### Information supplied

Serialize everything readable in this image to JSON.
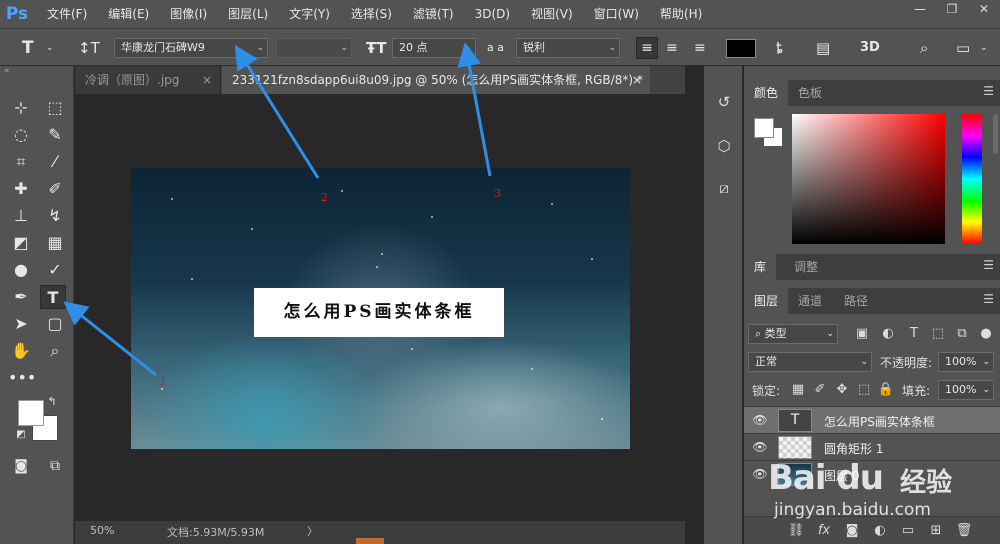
{
  "app": {
    "logo": "Ps"
  },
  "menu": [
    "文件(F)",
    "编辑(E)",
    "图像(I)",
    "图层(L)",
    "文字(Y)",
    "选择(S)",
    "滤镜(T)",
    "3D(D)",
    "视图(V)",
    "窗口(W)",
    "帮助(H)"
  ],
  "window_controls": {
    "minimize": "—",
    "restore": "❐",
    "close": "✕"
  },
  "options": {
    "font_family": "华康龙门石碑W9",
    "font_style": "",
    "font_size": "20 点",
    "antialias_icon_text": "a a",
    "antialias": "锐利",
    "mode_3d": "3D",
    "text_color": "#000000"
  },
  "tabs": [
    {
      "label": "冷调（原图）.jpg",
      "close": "×"
    },
    {
      "label": "233121fzn8sdapp6ui8u09.jpg @ 50% (怎么用PS画实体条框, RGB/8*) *",
      "close": "×"
    }
  ],
  "canvas": {
    "text_layer_content": "怎么用PS画实体条框",
    "annotations": [
      "1",
      "2",
      "3"
    ]
  },
  "status": {
    "zoom": "50%",
    "doc_info": "文档:5.93M/5.93M",
    "arrow": "〉"
  },
  "color_panel": {
    "tabs": [
      "颜色",
      "色板"
    ],
    "fg": "#ffffff",
    "bg": "#ffffff"
  },
  "library_panel": {
    "tabs": [
      "库",
      "调整"
    ]
  },
  "layers_panel": {
    "tabs": [
      "图层",
      "通道",
      "路径"
    ],
    "filter_label": "类型",
    "blend_mode": "正常",
    "opacity_label": "不透明度:",
    "opacity_value": "100%",
    "lock_label": "锁定:",
    "fill_label": "填充:",
    "fill_value": "100%",
    "layers": [
      {
        "name": "怎么用PS画实体条框",
        "thumb_label": "T",
        "selected": true
      },
      {
        "name": "圆角矩形 1",
        "thumb_label": "",
        "selected": false
      },
      {
        "name": "图层 0",
        "thumb_label": "",
        "selected": false
      }
    ],
    "footer_fx": "fx"
  },
  "watermark": {
    "logo": "Bai du",
    "brand": "经验",
    "url": "jingyan.baidu.com"
  }
}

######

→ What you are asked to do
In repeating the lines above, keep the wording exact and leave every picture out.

→ Output
Serialize everything readable in this image to JSON.
{
  "app": {
    "logo": "Ps"
  },
  "menu": [
    "文件(F)",
    "编辑(E)",
    "图像(I)",
    "图层(L)",
    "文字(Y)",
    "选择(S)",
    "滤镜(T)",
    "3D(D)",
    "视图(V)",
    "窗口(W)",
    "帮助(H)"
  ],
  "window_controls": {
    "minimize": "—",
    "restore": "❐",
    "close": "✕"
  },
  "options": {
    "font_family": "华康龙门石碑W9",
    "font_style": "",
    "font_size": "20 点",
    "antialias_icon_text": "a a",
    "antialias": "锐利",
    "mode_3d": "3D",
    "text_color": "#000000"
  },
  "tabs": [
    {
      "label": "冷调（原图）.jpg",
      "close": "×"
    },
    {
      "label": "233121fzn8sdapp6ui8u09.jpg @ 50% (怎么用PS画实体条框, RGB/8*) *",
      "close": "×"
    }
  ],
  "canvas": {
    "text_layer_content": "怎么用PS画实体条框",
    "annotations": [
      "1",
      "2",
      "3"
    ]
  },
  "status": {
    "zoom": "50%",
    "doc_info": "文档:5.93M/5.93M",
    "arrow": "〉"
  },
  "color_panel": {
    "tabs": [
      "颜色",
      "色板"
    ],
    "fg": "#ffffff",
    "bg": "#ffffff"
  },
  "library_panel": {
    "tabs": [
      "库",
      "调整"
    ]
  },
  "layers_panel": {
    "tabs": [
      "图层",
      "通道",
      "路径"
    ],
    "filter_label": "类型",
    "blend_mode": "正常",
    "opacity_label": "不透明度:",
    "opacity_value": "100%",
    "lock_label": "锁定:",
    "fill_label": "填充:",
    "fill_value": "100%",
    "layers": [
      {
        "name": "怎么用PS画实体条框",
        "thumb_label": "T",
        "selected": true
      },
      {
        "name": "圆角矩形 1",
        "thumb_label": "",
        "selected": false
      },
      {
        "name": "图层 0",
        "thumb_label": "",
        "selected": false
      }
    ],
    "footer_fx": "fx"
  },
  "watermark": {
    "logo": "Bai du",
    "brand": "经验",
    "url": "jingyan.baidu.com"
  }
}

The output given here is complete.